When America collectively performs its morning ablutions and looks into the bathroom mirror, what sort of image do we see staring back at us?
Are we still the bold explorers who bravely stride where angels fear to tread? Or have we become a nation of slothful couch potatoes, doomed to settle for the status quo as we sit on the sofa munching cheese puffs and watching the world pass us by? This is the essence of the question posed by former NASA administrator Michael D. Griffin in his July 19 editorial on the anniversary of man’s first historic steps upon the moon.
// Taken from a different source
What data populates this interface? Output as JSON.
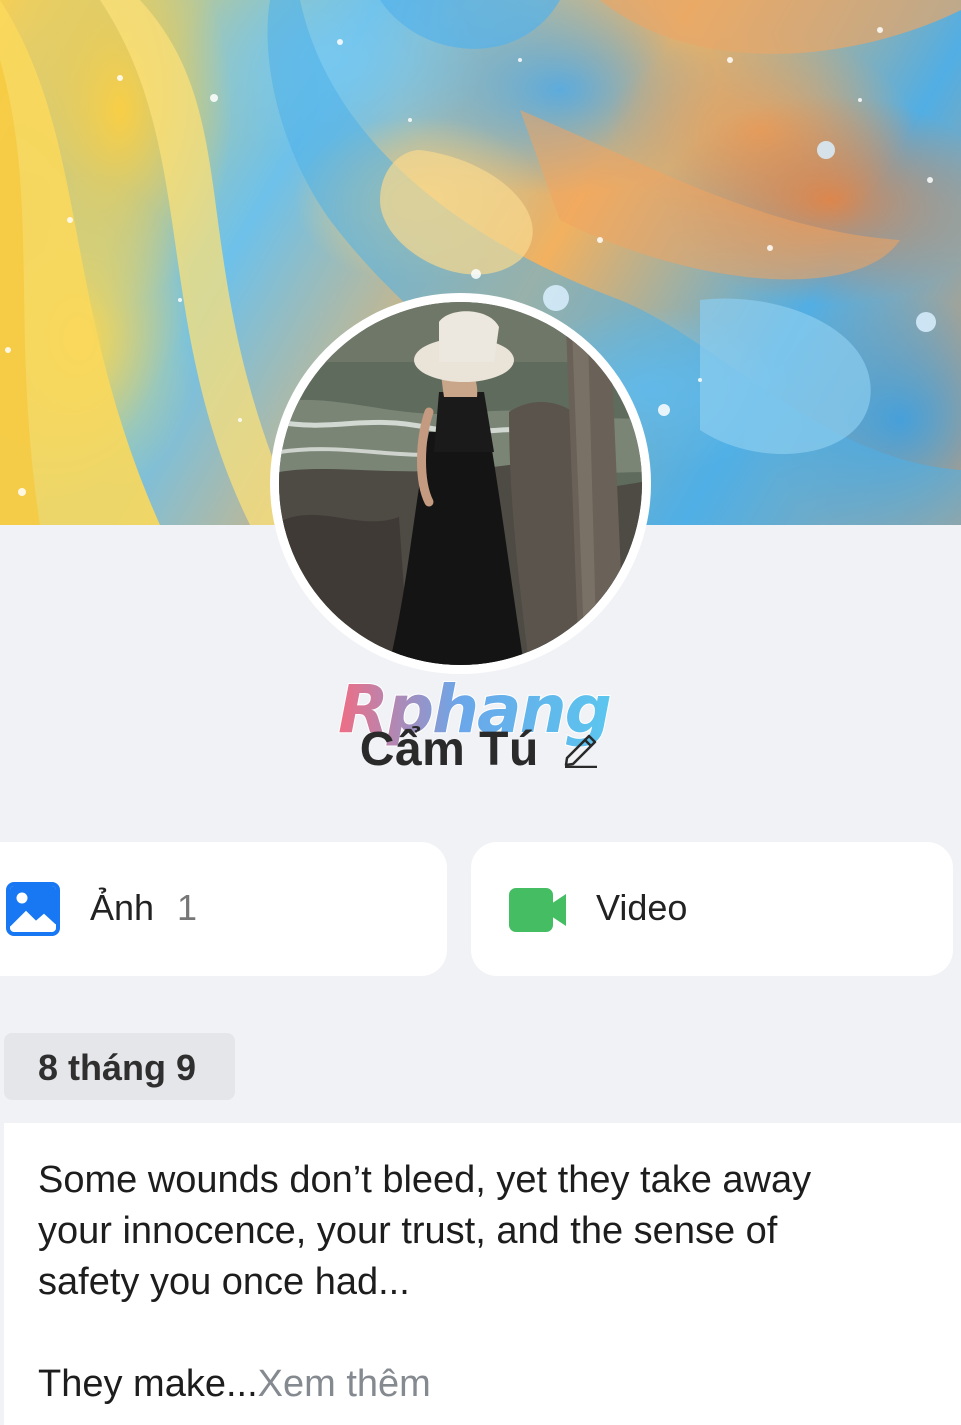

Griffin complains that the descendants of the pioneers who blazed the Oregon Trail, built a continental railroad, and flew across the Atlantic “gave up the frontier of our time.” In general terms, much to our well-deserved credit, he makes a valid point. America has always been a nation of explorers, pushing back boundaries and tackling death-defying odds to see what lay over the next mountain range.
However, after citing the great exploratory conquests of mankind on our home planet, the author paints a relatively cheap and easy picture of our bid to beat the Soviets to the lunar surface.
The United States spent eight years and $21 billion -- around $150 billion today -- to develop a transportation system to take people to the moon. We then spent less than four years and $4 billion using it, after which we threw it away. Not mothballed, or assigned to caretaker status for possible later use. Destroyed. Just as the Chinese, having explored the world in the early 15th century and found nothing better than what they had at home, burned their fleet of ships.
The facts and figures are accurate enough, but they fail to tell the entire tale. True, the soup to nuts idea of moving from the initial planning phase to the Eagle landing on the moon in only eight years was a technological miracle which shall likely never be repeated. But the reckless risks involved in our burning desire to one up the Soviets would be completely beyond the pale in today’s safety conscious environment.
In his incredible book, Failure is Not an Option, Gene Kranz -– the iconic voice of Mission Control through most of the space age -– described many of the hazards which were never revealed to the public. The families of Neil Armstrong and Buzz Aldrin were told in no uncertain terms by NASA that they were realistically looking at nothing better than a fifty-fifty chance that we could get them back home alive, assuming they ever made it outside for a walk on the moon.
The ascent engine in the lunar lander, for which there was no backup, had been tested less than a dozen times on Earth and fully half of them had either failed to fire or hadn’t delivered enough thrust to get the astronauts back up off the surface. President Nixon even had a speech prepared in the event that the two explorers found themselves stranded there, watching their oxygen supplies slowly bleed down and awaiting the coldest, loneliest, most remote death imaginable by man.